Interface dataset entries

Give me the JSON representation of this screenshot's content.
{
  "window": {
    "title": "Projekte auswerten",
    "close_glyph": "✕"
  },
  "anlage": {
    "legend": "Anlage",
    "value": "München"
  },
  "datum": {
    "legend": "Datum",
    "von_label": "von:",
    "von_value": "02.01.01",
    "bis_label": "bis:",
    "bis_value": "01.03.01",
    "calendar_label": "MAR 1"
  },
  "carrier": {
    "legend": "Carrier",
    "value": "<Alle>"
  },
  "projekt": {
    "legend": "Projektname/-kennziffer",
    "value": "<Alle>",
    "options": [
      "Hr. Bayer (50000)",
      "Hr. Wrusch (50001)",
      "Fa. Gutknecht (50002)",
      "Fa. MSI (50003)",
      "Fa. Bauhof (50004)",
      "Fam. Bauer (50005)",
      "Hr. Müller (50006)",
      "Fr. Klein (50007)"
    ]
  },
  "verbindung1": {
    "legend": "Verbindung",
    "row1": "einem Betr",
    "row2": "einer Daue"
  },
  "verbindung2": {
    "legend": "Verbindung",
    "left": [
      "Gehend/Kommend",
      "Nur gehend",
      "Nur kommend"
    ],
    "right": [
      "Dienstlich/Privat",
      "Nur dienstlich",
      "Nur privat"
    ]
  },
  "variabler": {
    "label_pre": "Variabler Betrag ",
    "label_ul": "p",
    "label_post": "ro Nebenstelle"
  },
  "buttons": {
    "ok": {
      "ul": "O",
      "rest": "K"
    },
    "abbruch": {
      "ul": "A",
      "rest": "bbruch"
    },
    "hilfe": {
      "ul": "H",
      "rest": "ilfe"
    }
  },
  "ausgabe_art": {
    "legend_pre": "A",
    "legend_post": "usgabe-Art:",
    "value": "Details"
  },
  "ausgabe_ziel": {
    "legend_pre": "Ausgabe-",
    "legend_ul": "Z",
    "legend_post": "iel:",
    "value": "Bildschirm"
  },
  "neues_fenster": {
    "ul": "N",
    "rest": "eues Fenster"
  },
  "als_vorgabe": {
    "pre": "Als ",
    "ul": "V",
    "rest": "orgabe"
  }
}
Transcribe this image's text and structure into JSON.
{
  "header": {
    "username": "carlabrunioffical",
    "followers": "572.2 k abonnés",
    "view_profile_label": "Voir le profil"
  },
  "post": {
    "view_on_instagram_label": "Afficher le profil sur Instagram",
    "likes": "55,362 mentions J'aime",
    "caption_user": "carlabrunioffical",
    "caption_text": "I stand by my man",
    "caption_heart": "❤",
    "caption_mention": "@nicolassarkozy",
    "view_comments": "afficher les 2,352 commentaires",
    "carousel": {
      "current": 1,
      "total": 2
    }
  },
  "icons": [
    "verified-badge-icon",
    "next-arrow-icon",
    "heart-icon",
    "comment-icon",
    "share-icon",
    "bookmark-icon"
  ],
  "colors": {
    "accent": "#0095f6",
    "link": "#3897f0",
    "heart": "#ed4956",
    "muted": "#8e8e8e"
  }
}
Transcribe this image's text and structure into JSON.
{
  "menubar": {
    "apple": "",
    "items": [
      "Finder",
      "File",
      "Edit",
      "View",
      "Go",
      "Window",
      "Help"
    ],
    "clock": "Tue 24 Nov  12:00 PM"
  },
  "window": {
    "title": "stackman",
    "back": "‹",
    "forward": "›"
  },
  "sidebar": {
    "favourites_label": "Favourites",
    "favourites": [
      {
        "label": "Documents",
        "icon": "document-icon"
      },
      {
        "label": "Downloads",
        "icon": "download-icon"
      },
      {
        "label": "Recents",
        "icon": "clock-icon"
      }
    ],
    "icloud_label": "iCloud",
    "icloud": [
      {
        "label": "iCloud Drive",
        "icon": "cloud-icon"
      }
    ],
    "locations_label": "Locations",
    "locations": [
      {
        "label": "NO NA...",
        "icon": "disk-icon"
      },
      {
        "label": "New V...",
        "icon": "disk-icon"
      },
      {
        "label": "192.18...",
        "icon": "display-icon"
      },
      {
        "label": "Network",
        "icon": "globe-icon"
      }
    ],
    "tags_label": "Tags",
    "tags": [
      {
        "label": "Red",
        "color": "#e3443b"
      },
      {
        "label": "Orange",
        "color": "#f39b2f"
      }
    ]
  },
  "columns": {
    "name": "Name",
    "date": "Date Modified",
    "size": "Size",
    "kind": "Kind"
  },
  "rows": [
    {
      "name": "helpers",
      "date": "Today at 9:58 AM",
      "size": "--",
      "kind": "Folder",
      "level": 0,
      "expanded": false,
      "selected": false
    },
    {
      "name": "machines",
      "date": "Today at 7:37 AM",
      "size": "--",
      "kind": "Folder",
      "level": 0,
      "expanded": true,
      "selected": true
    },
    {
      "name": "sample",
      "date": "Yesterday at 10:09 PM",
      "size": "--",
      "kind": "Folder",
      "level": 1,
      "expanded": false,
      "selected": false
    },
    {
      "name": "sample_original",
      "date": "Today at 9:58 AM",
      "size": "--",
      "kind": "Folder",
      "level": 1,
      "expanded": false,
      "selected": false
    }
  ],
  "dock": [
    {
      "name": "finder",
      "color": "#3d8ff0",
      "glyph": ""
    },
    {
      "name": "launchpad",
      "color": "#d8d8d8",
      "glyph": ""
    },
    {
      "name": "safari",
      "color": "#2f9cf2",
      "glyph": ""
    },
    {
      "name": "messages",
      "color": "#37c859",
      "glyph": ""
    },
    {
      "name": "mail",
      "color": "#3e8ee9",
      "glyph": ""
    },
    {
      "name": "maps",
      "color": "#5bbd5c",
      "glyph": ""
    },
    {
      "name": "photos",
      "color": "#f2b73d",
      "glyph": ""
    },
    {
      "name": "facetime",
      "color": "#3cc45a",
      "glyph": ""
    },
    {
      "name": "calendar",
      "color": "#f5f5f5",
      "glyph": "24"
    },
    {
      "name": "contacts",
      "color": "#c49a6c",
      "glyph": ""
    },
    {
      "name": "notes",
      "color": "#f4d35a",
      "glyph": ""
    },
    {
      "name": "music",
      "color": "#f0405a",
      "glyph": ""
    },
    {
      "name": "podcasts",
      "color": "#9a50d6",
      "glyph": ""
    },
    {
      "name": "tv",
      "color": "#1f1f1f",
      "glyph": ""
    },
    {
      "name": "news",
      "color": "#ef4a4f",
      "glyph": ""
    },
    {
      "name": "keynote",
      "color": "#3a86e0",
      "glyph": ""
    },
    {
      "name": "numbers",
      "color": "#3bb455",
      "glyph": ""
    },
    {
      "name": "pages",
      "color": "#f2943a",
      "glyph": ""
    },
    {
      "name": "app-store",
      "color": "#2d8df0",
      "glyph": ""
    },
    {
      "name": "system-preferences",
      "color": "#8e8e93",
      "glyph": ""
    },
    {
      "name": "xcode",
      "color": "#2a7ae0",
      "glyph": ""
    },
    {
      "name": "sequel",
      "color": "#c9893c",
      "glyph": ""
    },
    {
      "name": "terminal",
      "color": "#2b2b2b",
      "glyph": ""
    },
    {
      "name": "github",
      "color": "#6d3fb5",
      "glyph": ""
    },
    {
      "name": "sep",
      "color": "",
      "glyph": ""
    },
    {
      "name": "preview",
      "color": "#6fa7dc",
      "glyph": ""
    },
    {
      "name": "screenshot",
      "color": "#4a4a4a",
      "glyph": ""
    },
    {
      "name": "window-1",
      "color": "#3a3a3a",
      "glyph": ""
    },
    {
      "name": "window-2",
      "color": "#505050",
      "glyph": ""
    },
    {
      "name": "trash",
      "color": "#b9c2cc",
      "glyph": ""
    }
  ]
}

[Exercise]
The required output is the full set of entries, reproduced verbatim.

[Finished task]
Give me the JSON representation of this screenshot's content.
{
  "window": {
    "title": "Projekte auswerten",
    "close_glyph": "✕"
  },
  "anlage": {
    "legend": "Anlage",
    "value": "München"
  },
  "datum": {
    "legend": "Datum",
    "von_label": "von:",
    "von_value": "02.01.01",
    "bis_label": "bis:",
    "bis_value": "01.03.01",
    "calendar_label": "MAR 1"
  },
  "carrier": {
    "legend": "Carrier",
    "value": "<Alle>"
  },
  "projekt": {
    "legend": "Projektname/-kennziffer",
    "value": "<Alle>",
    "options": [
      "Hr. Bayer (50000)",
      "Hr. Wrusch (50001)",
      "Fa. Gutknecht (50002)",
      "Fa. MSI (50003)",
      "Fa. Bauhof (50004)",
      "Fam. Bauer (50005)",
      "Hr. Müller (50006)",
      "Fr. Klein (50007)"
    ]
  },
  "verbindung1": {
    "legend": "Verbindung",
    "row1": "einem Betr",
    "row2": "einer Daue"
  },
  "verbindung2": {
    "legend": "Verbindung",
    "left": [
      "Gehend/Kommend",
      "Nur gehend",
      "Nur kommend"
    ],
    "right": [
      "Dienstlich/Privat",
      "Nur dienstlich",
      "Nur privat"
    ]
  },
  "variabler": {
    "label_pre": "Variabler Betrag ",
    "label_ul": "p",
    "label_post": "ro Nebenstelle"
  },
  "buttons": {
    "ok": {
      "ul": "O",
      "rest": "K"
    },
    "abbruch": {
      "ul": "A",
      "rest": "bbruch"
    },
    "hilfe": {
      "ul": "H",
      "rest": "ilfe"
    }
  },
  "ausgabe_art": {
    "legend_pre": "A",
    "legend_post": "usgabe-Art:",
    "value": "Details"
  },
  "ausgabe_ziel": {
    "legend_pre": "Ausgabe-",
    "legend_ul": "Z",
    "legend_post": "iel:",
    "value": "Bildschirm"
  },
  "neues_fenster": {
    "ul": "N",
    "rest": "eues Fenster"
  },
  "als_vorgabe": {
    "pre": "Als ",
    "ul": "V",
    "rest": "orgabe"
  }
}
Transcribe this image's text and structure into JSON.
{
  "header": {
    "username": "carlabrunioffical",
    "followers": "572.2 k abonnés",
    "view_profile_label": "Voir le profil"
  },
  "post": {
    "view_on_instagram_label": "Afficher le profil sur Instagram",
    "likes": "55,362 mentions J'aime",
    "caption_user": "carlabrunioffical",
    "caption_text": "I stand by my man",
    "caption_heart": "❤",
    "caption_mention": "@nicolassarkozy",
    "view_comments": "afficher les 2,352 commentaires",
    "carousel": {
      "current": 1,
      "total": 2
    }
  },
  "icons": [
    "verified-badge-icon",
    "next-arrow-icon",
    "heart-icon",
    "comment-icon",
    "share-icon",
    "bookmark-icon"
  ],
  "colors": {
    "accent": "#0095f6",
    "link": "#3897f0",
    "heart": "#ed4956",
    "muted": "#8e8e8e"
  }
}
Transcribe this image's text and structure into JSON.
{
  "menubar": {
    "apple": "",
    "items": [
      "Finder",
      "File",
      "Edit",
      "View",
      "Go",
      "Window",
      "Help"
    ],
    "clock": "Tue 24 Nov  12:00 PM"
  },
  "window": {
    "title": "stackman",
    "back": "‹",
    "forward": "›"
  },
  "sidebar": {
    "favourites_label": "Favourites",
    "favourites": [
      {
        "label": "Documents",
        "icon": "document-icon"
      },
      {
        "label": "Downloads",
        "icon": "download-icon"
      },
      {
        "label": "Recents",
        "icon": "clock-icon"
      }
    ],
    "icloud_label": "iCloud",
    "icloud": [
      {
        "label": "iCloud Drive",
        "icon": "cloud-icon"
      }
    ],
    "locations_label": "Locations",
    "locations": [
      {
        "label": "NO NA...",
        "icon": "disk-icon"
      },
      {
        "label": "New V...",
        "icon": "disk-icon"
      },
      {
        "label": "192.18...",
        "icon": "display-icon"
      },
      {
        "label": "Network",
        "icon": "globe-icon"
      }
    ],
    "tags_label": "Tags",
    "tags": [
      {
        "label": "Red",
        "color": "#e3443b"
      },
      {
        "label": "Orange",
        "color": "#f39b2f"
      }
    ]
  },
  "columns": {
    "name": "Name",
    "date": "Date Modified",
    "size": "Size",
    "kind": "Kind"
  },
  "rows": [
    {
      "name": "helpers",
      "date": "Today at 9:58 AM",
      "size": "--",
      "kind": "Folder",
      "level": 0,
      "expanded": false,
      "selected": false
    },
    {
      "name": "machines",
      "date": "Today at 7:37 AM",
      "size": "--",
      "kind": "Folder",
      "level": 0,
      "expanded": true,
      "selected": true
    },
    {
      "name": "sample",
      "date": "Yesterday at 10:09 PM",
      "size": "--",
      "kind": "Folder",
      "level": 1,
      "expanded": false,
      "selected": false
    },
    {
      "name": "sample_original",
      "date": "Today at 9:58 AM",
      "size": "--",
      "kind": "Folder",
      "level": 1,
      "expanded": false,
      "selected": false
    }
  ],
  "dock": [
    {
      "name": "finder",
      "color": "#3d8ff0",
      "glyph": ""
    },
    {
      "name": "launchpad",
      "color": "#d8d8d8",
      "glyph": ""
    },
    {
      "name": "safari",
      "color": "#2f9cf2",
      "glyph": ""
    },
    {
      "name": "messages",
      "color": "#37c859",
      "glyph": ""
    },
    {
      "name": "mail",
      "color": "#3e8ee9",
      "glyph": ""
    },
    {
      "name": "maps",
      "color": "#5bbd5c",
      "glyph": ""
    },
    {
      "name": "photos",
      "color": "#f2b73d",
      "glyph": ""
    },
    {
      "name": "facetime",
      "color": "#3cc45a",
      "glyph": ""
    },
    {
      "name": "calendar",
      "color": "#f5f5f5",
      "glyph": "24"
    },
    {
      "name": "contacts",
      "color": "#c49a6c",
      "glyph": ""
    },
    {
      "name": "notes",
      "color": "#f4d35a",
      "glyph": ""
    },
    {
      "name": "music",
      "color": "#f0405a",
      "glyph": ""
    },
    {
      "name": "podcasts",
      "color": "#9a50d6",
      "glyph": ""
    },
    {
      "name": "tv",
      "color": "#1f1f1f",
      "glyph": ""
    },
    {
      "name": "news",
      "color": "#ef4a4f",
      "glyph": ""
    },
    {
      "name": "keynote",
      "color": "#3a86e0",
      "glyph": ""
    },
    {
      "name": "numbers",
      "color": "#3bb455",
      "glyph": ""
    },
    {
      "name": "pages",
      "color": "#f2943a",
      "glyph": ""
    },
    {
      "name": "app-store",
      "color": "#2d8df0",
      "glyph": ""
    },
    {
      "name": "system-preferences",
      "color": "#8e8e93",
      "glyph": ""
    },
    {
      "name": "xcode",
      "color": "#2a7ae0",
      "glyph": ""
    },
    {
      "name": "sequel",
      "color": "#c9893c",
      "glyph": ""
    },
    {
      "name": "terminal",
      "color": "#2b2b2b",
      "glyph": ""
    },
    {
      "name": "github",
      "color": "#6d3fb5",
      "glyph": ""
    },
    {
      "name": "sep",
      "color": "",
      "glyph": ""
    },
    {
      "name": "preview",
      "color": "#6fa7dc",
      "glyph": ""
    },
    {
      "name": "screenshot",
      "color": "#4a4a4a",
      "glyph": ""
    },
    {
      "name": "window-1",
      "color": "#3a3a3a",
      "glyph": ""
    },
    {
      "name": "window-2",
      "color": "#505050",
      "glyph": ""
    },
    {
      "name": "trash",
      "color": "#b9c2cc",
      "glyph": ""
    }
  ]
}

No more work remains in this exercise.